Wedding Gift Etiquette Do's And Don'ts
There is a specific rule for handling even the smallest of wedding details. Wedding gifts are no exception. Trying to do the right thing is hard enough, and knowing which rule to follow can sometimes seem even more daunting than picking the right gift.
Buying the Perfect Gift
The stress of deciding what to buy the happy couple has not changed over the years. With the tradition of choosing a bride came the tradition of friends and family bearing gifts, which were functional and useful additions to the couple's home. This tradition has not changed.
Appropriate wedding gifts today run the gamut from fine china and small household appliances, to gardening tools and camping equipment, to money and gift certificates. Bridal registries greatly simplify the search for the right gift. Couples may register for gifts with two or more stores, Web sites, or even travel agents and brokerage houses. It is, however, perfectly acceptable to give something not on the list. The registry is simply a guide. Registry information is usually obtained word of mouth or can be included as an insert to a shower invitation, but should never be found on a wedding invitation.
To Give or Not to Give
Guests invited to the wedding have an obligation to send a gift, whether they are attending or not. There are few exceptions. If you live far away from where the wedding is taking place and have been out of touch with the couple for several years and you are not planning to attend the wedding, there is no need to send a gift.
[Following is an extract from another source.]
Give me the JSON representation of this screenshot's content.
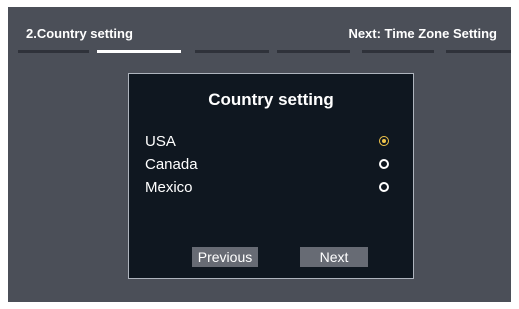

The formula for figuring out how much to spend is on the gift is rather simple - base it on your affection for, and relationship with, the couple. Basing the cost of your gift on how much the bride and groom are spending on entertaining each person at the reception is a myth. A gift should be from the heart and money should not be an issue, but stay within your budget. Don't feel obligated to spend more than you can afford. Should you decide to give money, write a check. If it's before the wedding, make it out to either the bride (using her maiden name) or the groom. If it's after, make it out to "Mr. & Mrs."
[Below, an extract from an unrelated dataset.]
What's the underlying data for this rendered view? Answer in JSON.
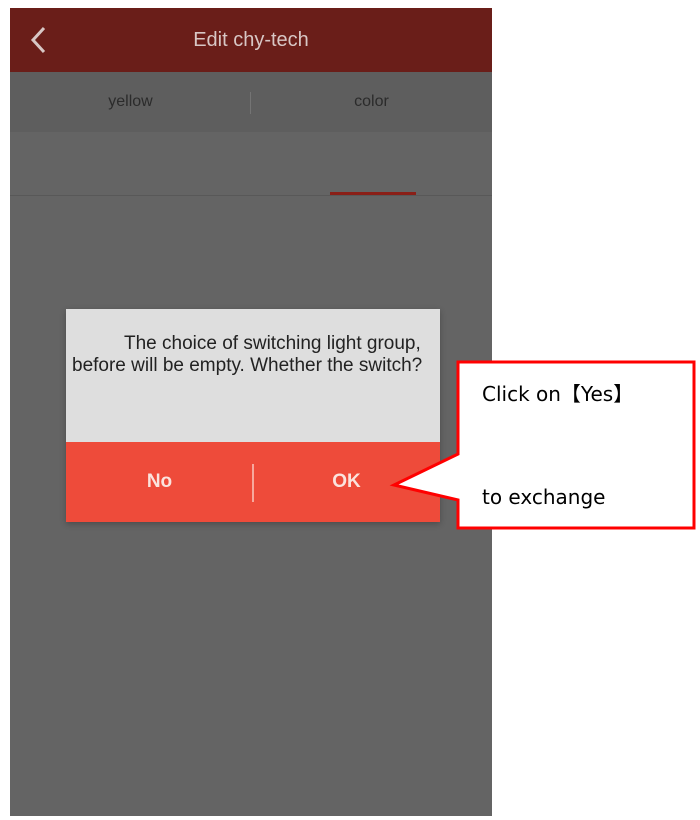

If the invitation states, "No Gifts, Please" or requests, in lieu of gifts, a donation to a charity, then do so. Should you feel inclined to purchase a gift anyway, a thoughtful gift is always appreciated.
When to Send Your Gift
Although wedding etiquette states that guests have up to one year after the wedding to send a gift, avoid waiting until the last minute. Send the gift with your RSVP. If you are not attending, send the gift before the wedding. Whether to mail or bring the gift is often decided regionally. The East Coast tends to send a gift, while the Midwest tends to bring the gift to the reception.
Check with the family of the bride or whoever is hosting the reception. If you are sending the gift, have it delivered to the bride's home or to her parents' home before the wedding. When gifts are sent after the wedding, send it to the couple at their new address. When a couple is living together before the wedding, send the gifts to their home or to the bride's parents if they are hosting the wedding. Often, the registry information will list where they want gifts sent.
With these guidelines to wedding gift etiquette, your gift is sure to arrive at the right place, at the right time, and be just what they wanted.
Wedding Planning Tips and Ideas
Engagement PhotoDisplay your engagement photo at the wedding reception. Attach a pen and encourage guests to sign the mat. It will make a great keepsake!